Return each entry word for word. Leave the images out.

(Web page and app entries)
***

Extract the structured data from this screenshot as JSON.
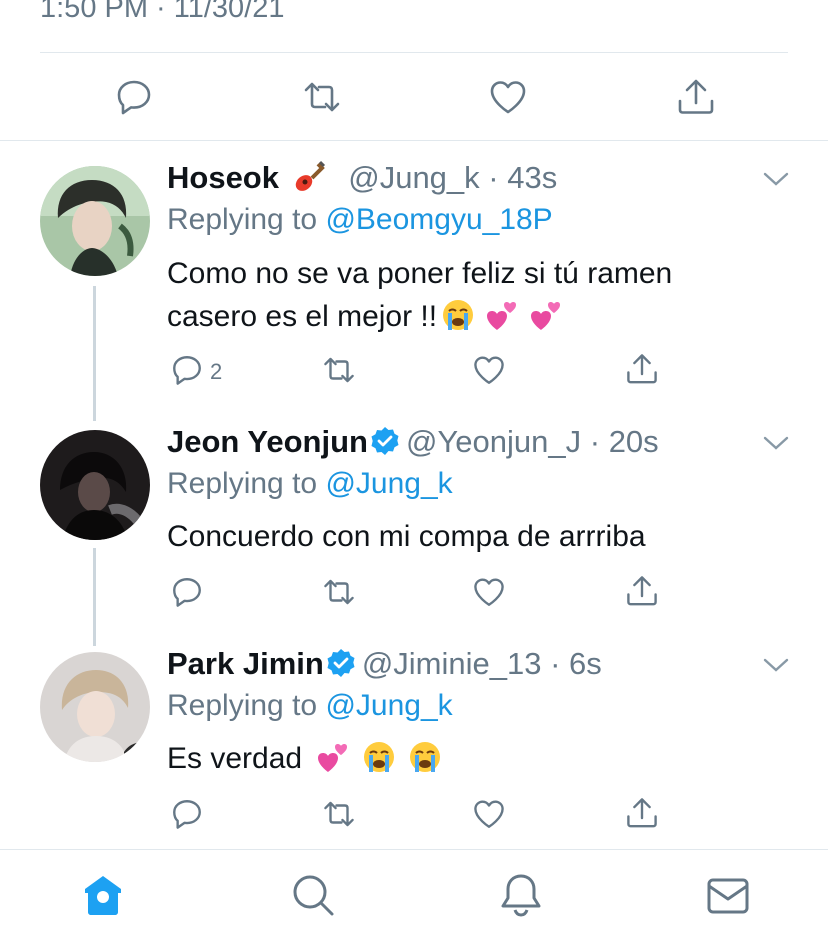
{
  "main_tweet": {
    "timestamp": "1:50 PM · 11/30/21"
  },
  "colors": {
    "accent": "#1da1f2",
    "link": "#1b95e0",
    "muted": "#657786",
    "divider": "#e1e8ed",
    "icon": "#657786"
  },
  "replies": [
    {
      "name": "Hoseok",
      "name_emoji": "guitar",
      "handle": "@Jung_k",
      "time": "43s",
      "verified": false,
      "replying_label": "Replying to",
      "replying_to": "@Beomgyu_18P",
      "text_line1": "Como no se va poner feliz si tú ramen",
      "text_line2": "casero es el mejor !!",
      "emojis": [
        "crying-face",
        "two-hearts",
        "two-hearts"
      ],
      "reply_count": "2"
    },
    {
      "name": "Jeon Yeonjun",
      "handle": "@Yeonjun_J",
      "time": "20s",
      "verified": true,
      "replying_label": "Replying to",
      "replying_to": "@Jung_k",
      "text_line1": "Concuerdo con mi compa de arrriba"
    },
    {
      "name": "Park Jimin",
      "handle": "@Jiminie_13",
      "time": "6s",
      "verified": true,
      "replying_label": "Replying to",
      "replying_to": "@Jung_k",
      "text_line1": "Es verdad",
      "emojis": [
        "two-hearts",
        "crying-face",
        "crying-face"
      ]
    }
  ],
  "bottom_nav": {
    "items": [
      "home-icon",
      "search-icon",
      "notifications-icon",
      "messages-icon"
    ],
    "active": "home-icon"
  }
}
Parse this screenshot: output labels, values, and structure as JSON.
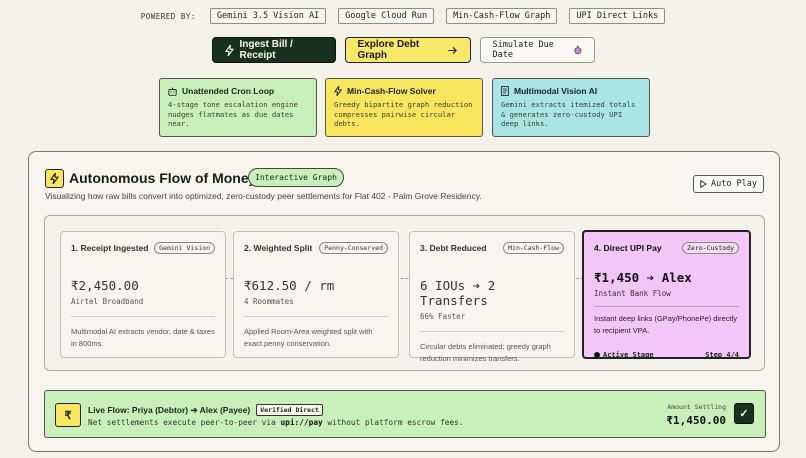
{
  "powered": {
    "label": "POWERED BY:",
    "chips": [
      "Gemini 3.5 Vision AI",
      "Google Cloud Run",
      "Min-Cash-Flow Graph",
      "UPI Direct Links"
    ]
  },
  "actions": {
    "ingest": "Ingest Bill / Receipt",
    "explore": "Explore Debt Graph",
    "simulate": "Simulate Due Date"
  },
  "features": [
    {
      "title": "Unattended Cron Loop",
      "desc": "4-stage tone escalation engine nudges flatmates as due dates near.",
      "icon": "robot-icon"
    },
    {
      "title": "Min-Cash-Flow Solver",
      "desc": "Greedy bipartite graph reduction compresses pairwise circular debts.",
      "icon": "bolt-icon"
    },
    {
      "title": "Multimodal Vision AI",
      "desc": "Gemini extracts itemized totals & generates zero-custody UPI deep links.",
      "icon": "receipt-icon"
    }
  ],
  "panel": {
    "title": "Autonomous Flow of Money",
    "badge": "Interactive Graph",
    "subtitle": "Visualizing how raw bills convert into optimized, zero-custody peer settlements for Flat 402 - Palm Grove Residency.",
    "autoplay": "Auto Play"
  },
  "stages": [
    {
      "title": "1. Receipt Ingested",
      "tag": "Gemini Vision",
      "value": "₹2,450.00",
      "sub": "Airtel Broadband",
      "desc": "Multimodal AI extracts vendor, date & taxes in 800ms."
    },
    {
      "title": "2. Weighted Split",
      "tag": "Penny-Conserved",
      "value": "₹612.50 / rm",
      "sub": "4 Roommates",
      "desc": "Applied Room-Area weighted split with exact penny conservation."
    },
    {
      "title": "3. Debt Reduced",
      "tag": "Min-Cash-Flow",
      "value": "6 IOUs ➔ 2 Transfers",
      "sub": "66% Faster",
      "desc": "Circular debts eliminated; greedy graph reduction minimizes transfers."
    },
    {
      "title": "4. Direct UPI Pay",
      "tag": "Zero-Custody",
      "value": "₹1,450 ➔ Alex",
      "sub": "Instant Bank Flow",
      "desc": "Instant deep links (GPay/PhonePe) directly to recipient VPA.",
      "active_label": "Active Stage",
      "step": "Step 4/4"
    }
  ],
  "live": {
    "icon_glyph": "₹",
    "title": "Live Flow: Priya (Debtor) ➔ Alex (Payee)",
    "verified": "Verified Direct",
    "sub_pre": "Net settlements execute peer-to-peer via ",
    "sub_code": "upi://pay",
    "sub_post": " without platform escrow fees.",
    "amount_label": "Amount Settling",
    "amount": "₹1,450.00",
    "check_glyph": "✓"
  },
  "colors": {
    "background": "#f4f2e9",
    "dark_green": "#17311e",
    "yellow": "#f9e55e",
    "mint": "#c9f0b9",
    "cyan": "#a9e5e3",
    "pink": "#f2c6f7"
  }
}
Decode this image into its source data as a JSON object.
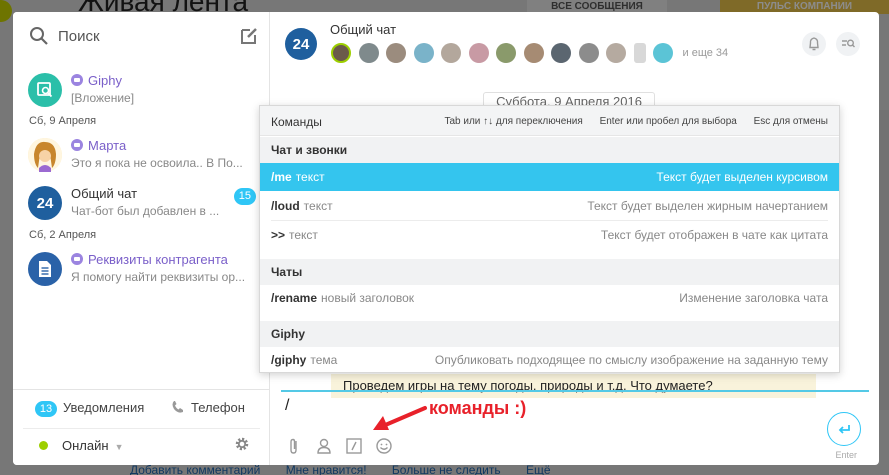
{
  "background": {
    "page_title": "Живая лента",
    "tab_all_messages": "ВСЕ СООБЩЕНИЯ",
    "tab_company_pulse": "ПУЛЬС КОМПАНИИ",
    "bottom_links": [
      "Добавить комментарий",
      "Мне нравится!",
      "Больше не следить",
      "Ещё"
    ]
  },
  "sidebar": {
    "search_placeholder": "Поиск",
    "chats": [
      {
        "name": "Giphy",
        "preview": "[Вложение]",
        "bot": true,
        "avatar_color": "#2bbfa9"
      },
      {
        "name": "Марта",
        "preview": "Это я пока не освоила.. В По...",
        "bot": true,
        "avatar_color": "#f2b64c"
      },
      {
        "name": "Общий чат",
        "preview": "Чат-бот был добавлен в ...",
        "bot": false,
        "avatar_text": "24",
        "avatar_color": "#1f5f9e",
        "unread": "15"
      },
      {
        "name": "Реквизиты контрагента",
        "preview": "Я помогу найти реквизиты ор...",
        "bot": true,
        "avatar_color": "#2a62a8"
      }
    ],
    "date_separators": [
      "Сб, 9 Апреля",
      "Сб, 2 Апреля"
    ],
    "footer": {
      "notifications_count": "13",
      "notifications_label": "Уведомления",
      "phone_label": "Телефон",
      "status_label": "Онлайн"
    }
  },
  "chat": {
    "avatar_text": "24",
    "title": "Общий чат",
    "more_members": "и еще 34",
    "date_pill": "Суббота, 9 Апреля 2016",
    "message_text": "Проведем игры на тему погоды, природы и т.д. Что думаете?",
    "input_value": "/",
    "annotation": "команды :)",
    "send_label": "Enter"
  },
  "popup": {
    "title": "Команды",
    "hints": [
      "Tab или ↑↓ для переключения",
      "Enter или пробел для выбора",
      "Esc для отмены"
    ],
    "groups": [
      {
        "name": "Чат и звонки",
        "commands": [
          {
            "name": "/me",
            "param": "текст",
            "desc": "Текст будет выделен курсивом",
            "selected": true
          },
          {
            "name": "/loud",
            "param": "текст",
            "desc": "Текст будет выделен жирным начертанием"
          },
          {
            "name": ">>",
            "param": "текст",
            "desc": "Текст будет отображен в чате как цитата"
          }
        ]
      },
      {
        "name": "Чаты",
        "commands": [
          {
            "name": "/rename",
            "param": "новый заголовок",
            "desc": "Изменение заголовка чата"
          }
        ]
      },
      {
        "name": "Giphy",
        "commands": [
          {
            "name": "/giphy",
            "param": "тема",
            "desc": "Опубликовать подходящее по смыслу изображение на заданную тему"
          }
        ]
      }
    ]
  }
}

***

> **Result below**
Extract the structured data from this screenshot as JSON.
{
  "main_tweet": {
    "timestamp": "1:50 PM · 11/30/21"
  },
  "colors": {
    "accent": "#1da1f2",
    "link": "#1b95e0",
    "muted": "#657786",
    "divider": "#e1e8ed",
    "icon": "#657786"
  },
  "replies": [
    {
      "name": "Hoseok",
      "name_emoji": "guitar",
      "handle": "@Jung_k",
      "time": "43s",
      "verified": false,
      "replying_label": "Replying to",
      "replying_to": "@Beomgyu_18P",
      "text_line1": "Como no se va poner feliz si tú ramen",
      "text_line2": "casero es el mejor !!",
      "emojis": [
        "crying-face",
        "two-hearts",
        "two-hearts"
      ],
      "reply_count": "2"
    },
    {
      "name": "Jeon Yeonjun",
      "handle": "@Yeonjun_J",
      "time": "20s",
      "verified": true,
      "replying_label": "Replying to",
      "replying_to": "@Jung_k",
      "text_line1": "Concuerdo con mi compa de arrriba"
    },
    {
      "name": "Park Jimin",
      "handle": "@Jiminie_13",
      "time": "6s",
      "verified": true,
      "replying_label": "Replying to",
      "replying_to": "@Jung_k",
      "text_line1": "Es verdad",
      "emojis": [
        "two-hearts",
        "crying-face",
        "crying-face"
      ]
    }
  ],
  "bottom_nav": {
    "items": [
      "home-icon",
      "search-icon",
      "notifications-icon",
      "messages-icon"
    ],
    "active": "home-icon"
  }
}
Parse this screenshot: output labels, values, and structure as JSON.
{
  "powered": {
    "label": "POWERED BY:",
    "chips": [
      "Gemini 3.5 Vision AI",
      "Google Cloud Run",
      "Min-Cash-Flow Graph",
      "UPI Direct Links"
    ]
  },
  "actions": {
    "ingest": "Ingest Bill / Receipt",
    "explore": "Explore Debt Graph",
    "simulate": "Simulate Due Date"
  },
  "features": [
    {
      "title": "Unattended Cron Loop",
      "desc": "4-stage tone escalation engine nudges flatmates as due dates near.",
      "icon": "robot-icon"
    },
    {
      "title": "Min-Cash-Flow Solver",
      "desc": "Greedy bipartite graph reduction compresses pairwise circular debts.",
      "icon": "bolt-icon"
    },
    {
      "title": "Multimodal Vision AI",
      "desc": "Gemini extracts itemized totals & generates zero-custody UPI deep links.",
      "icon": "receipt-icon"
    }
  ],
  "panel": {
    "title": "Autonomous Flow of Money",
    "badge": "Interactive Graph",
    "subtitle": "Visualizing how raw bills convert into optimized, zero-custody peer settlements for Flat 402 - Palm Grove Residency.",
    "autoplay": "Auto Play"
  },
  "stages": [
    {
      "title": "1. Receipt Ingested",
      "tag": "Gemini Vision",
      "value": "₹2,450.00",
      "sub": "Airtel Broadband",
      "desc": "Multimodal AI extracts vendor, date & taxes in 800ms."
    },
    {
      "title": "2. Weighted Split",
      "tag": "Penny-Conserved",
      "value": "₹612.50 / rm",
      "sub": "4 Roommates",
      "desc": "Applied Room-Area weighted split with exact penny conservation."
    },
    {
      "title": "3. Debt Reduced",
      "tag": "Min-Cash-Flow",
      "value": "6 IOUs ➔ 2 Transfers",
      "sub": "66% Faster",
      "desc": "Circular debts eliminated; greedy graph reduction minimizes transfers."
    },
    {
      "title": "4. Direct UPI Pay",
      "tag": "Zero-Custody",
      "value": "₹1,450 ➔ Alex",
      "sub": "Instant Bank Flow",
      "desc": "Instant deep links (GPay/PhonePe) directly to recipient VPA.",
      "active_label": "Active Stage",
      "step": "Step 4/4"
    }
  ],
  "live": {
    "icon_glyph": "₹",
    "title": "Live Flow: Priya (Debtor) ➔ Alex (Payee)",
    "verified": "Verified Direct",
    "sub_pre": "Net settlements execute peer-to-peer via ",
    "sub_code": "upi://pay",
    "sub_post": " without platform escrow fees.",
    "amount_label": "Amount Settling",
    "amount": "₹1,450.00",
    "check_glyph": "✓"
  },
  "colors": {
    "background": "#f4f2e9",
    "dark_green": "#17311e",
    "yellow": "#f9e55e",
    "mint": "#c9f0b9",
    "cyan": "#a9e5e3",
    "pink": "#f2c6f7"
  }
}
Decode this image into its source data as a JSON object.
{
  "background": {
    "page_title": "Живая лента",
    "tab_all_messages": "ВСЕ СООБЩЕНИЯ",
    "tab_company_pulse": "ПУЛЬС КОМПАНИИ",
    "bottom_links": [
      "Добавить комментарий",
      "Мне нравится!",
      "Больше не следить",
      "Ещё"
    ]
  },
  "sidebar": {
    "search_placeholder": "Поиск",
    "chats": [
      {
        "name": "Giphy",
        "preview": "[Вложение]",
        "bot": true,
        "avatar_color": "#2bbfa9"
      },
      {
        "name": "Марта",
        "preview": "Это я пока не освоила.. В По...",
        "bot": true,
        "avatar_color": "#f2b64c"
      },
      {
        "name": "Общий чат",
        "preview": "Чат-бот был добавлен в ...",
        "bot": false,
        "avatar_text": "24",
        "avatar_color": "#1f5f9e",
        "unread": "15"
      },
      {
        "name": "Реквизиты контрагента",
        "preview": "Я помогу найти реквизиты ор...",
        "bot": true,
        "avatar_color": "#2a62a8"
      }
    ],
    "date_separators": [
      "Сб, 9 Апреля",
      "Сб, 2 Апреля"
    ],
    "footer": {
      "notifications_count": "13",
      "notifications_label": "Уведомления",
      "phone_label": "Телефон",
      "status_label": "Онлайн"
    }
  },
  "chat": {
    "avatar_text": "24",
    "title": "Общий чат",
    "more_members": "и еще 34",
    "date_pill": "Суббота, 9 Апреля 2016",
    "message_text": "Проведем игры на тему погоды, природы и т.д. Что думаете?",
    "input_value": "/",
    "annotation": "команды :)",
    "send_label": "Enter"
  },
  "popup": {
    "title": "Команды",
    "hints": [
      "Tab или ↑↓ для переключения",
      "Enter или пробел для выбора",
      "Esc для отмены"
    ],
    "groups": [
      {
        "name": "Чат и звонки",
        "commands": [
          {
            "name": "/me",
            "param": "текст",
            "desc": "Текст будет выделен курсивом",
            "selected": true
          },
          {
            "name": "/loud",
            "param": "текст",
            "desc": "Текст будет выделен жирным начертанием"
          },
          {
            "name": ">>",
            "param": "текст",
            "desc": "Текст будет отображен в чате как цитата"
          }
        ]
      },
      {
        "name": "Чаты",
        "commands": [
          {
            "name": "/rename",
            "param": "новый заголовок",
            "desc": "Изменение заголовка чата"
          }
        ]
      },
      {
        "name": "Giphy",
        "commands": [
          {
            "name": "/giphy",
            "param": "тема",
            "desc": "Опубликовать подходящее по смыслу изображение на заданную тему"
          }
        ]
      }
    ]
  }
}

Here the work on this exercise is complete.